s descended, and, hastily entering the hospital, announced to the ladies that she had come for Mrs. Beers. They strongly demurred, and I felt at first great hesitation in obeying so hasty a summons. was fitted up for fifty patients. This was facetiously called the nursery, and its occupants Mrs. Beers's babies. In this ward were placed, as far as its capacity permitted, patients who needed to er dainties, a bottle of home-made wine. One day he said to the other occupants of the ward, Mrs. Beers never bathes my head. I believe I'll get up a spell of fever, and see if I can't get nursed li, so beautifully expressed, that I may be pardoned for inserting it here. L'envoi. To Mrs. Fannie A. Beers. To you, though known but yesterday, I trust These winged thoughts of mine. Be not, I pr very hospitable town, where new and excellent hospital buildings had been erected. From here Mr. Beers returned to his command. The day of his departure was marked by hours of intense anguish whic
istant Medical Director and Medical Director of Hospitals, Army of Tennessee.

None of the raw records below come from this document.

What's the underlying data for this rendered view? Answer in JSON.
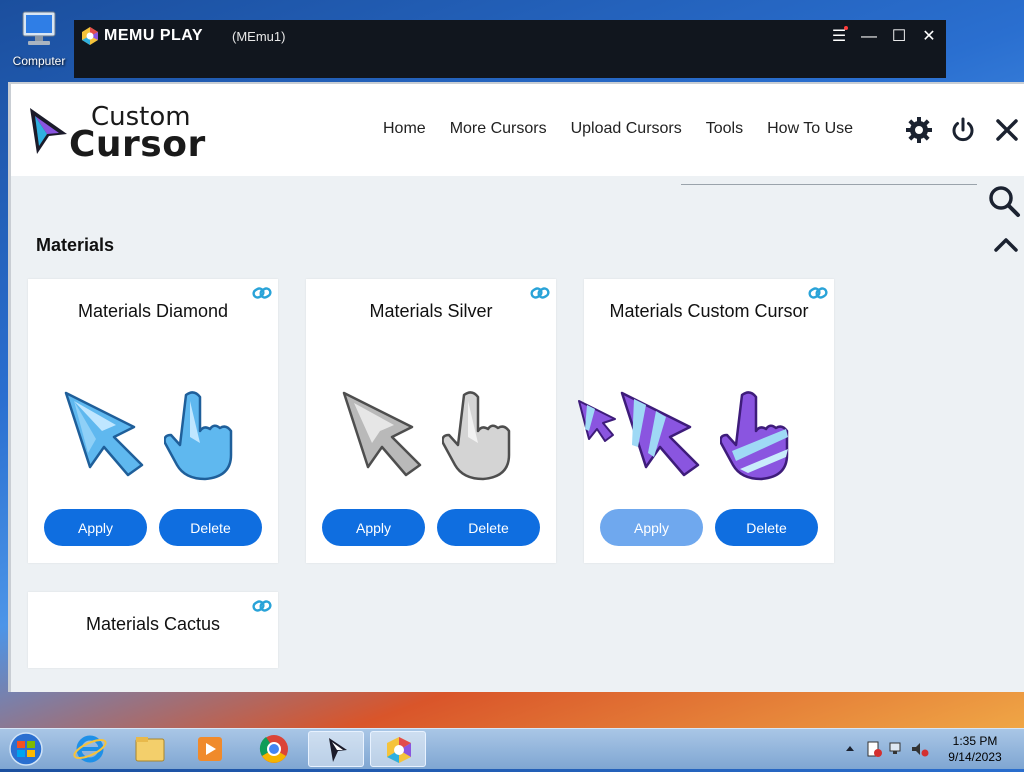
{
  "desktop": {
    "computer_label": "Computer"
  },
  "emulator": {
    "title": "MEMU PLAY",
    "instance": "(MEmu1)"
  },
  "app": {
    "brand": {
      "line1": "Custom",
      "line2": "Cursor"
    },
    "nav": [
      "Home",
      "More Cursors",
      "Upload Cursors",
      "Tools",
      "How To Use"
    ],
    "header_icons": [
      "gear-icon",
      "power-icon",
      "close-icon"
    ],
    "search_icon": "search-icon",
    "section": {
      "title": "Materials",
      "collapse_icon": "chevron-up-icon"
    },
    "cards": [
      {
        "title": "Materials Diamond",
        "apply": "Apply",
        "delete": "Delete",
        "apply_state": "enabled",
        "color": "#5fb8ef"
      },
      {
        "title": "Materials Silver",
        "apply": "Apply",
        "delete": "Delete",
        "apply_state": "enabled",
        "color": "#b9b9b9"
      },
      {
        "title": "Materials Custom Cursor",
        "apply": "Apply",
        "delete": "Delete",
        "apply_state": "disabled",
        "color": "#8a55e0"
      },
      {
        "title": "Materials Cactus"
      }
    ]
  },
  "taskbar": {
    "apps": [
      "internet-explorer-icon",
      "file-explorer-icon",
      "media-player-icon",
      "chrome-icon",
      "custom-cursor-icon",
      "memu-icon"
    ],
    "clock": {
      "time": "1:35 PM",
      "date": "9/14/2023"
    }
  },
  "colors": {
    "accent": "#0f6ee0",
    "accent_disabled": "#6fa8ee",
    "link": "#29a3d8"
  }
}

Marion, Alabama, March 11, 1883. Dr. S. Bemiss, New Orleans,—Having heard an entertainment was to be given in your city on March 29 for the benefit of Mrs. Fannie A. Beers, I feel it to be my duty, as well as pleasure, to add my testimony to her worth and to the part she played in the late war. During the three years she was with me as a Confederate hospital matron, she conducted herself as a high-toned ld nurses—to leave the town and wards in order to repel the invading enemy. I was much affected while hurrying from ward to ward giving general orders about the care of the sick luring my absence in the fight, to see and hear the maimed begging Mrs. Beers to remain with them, and they could well testify to how well she acted her part in remaining with them and caring for their many wants, while the able-bodied men of all grades went to battle for all they held dear. At the same time, all the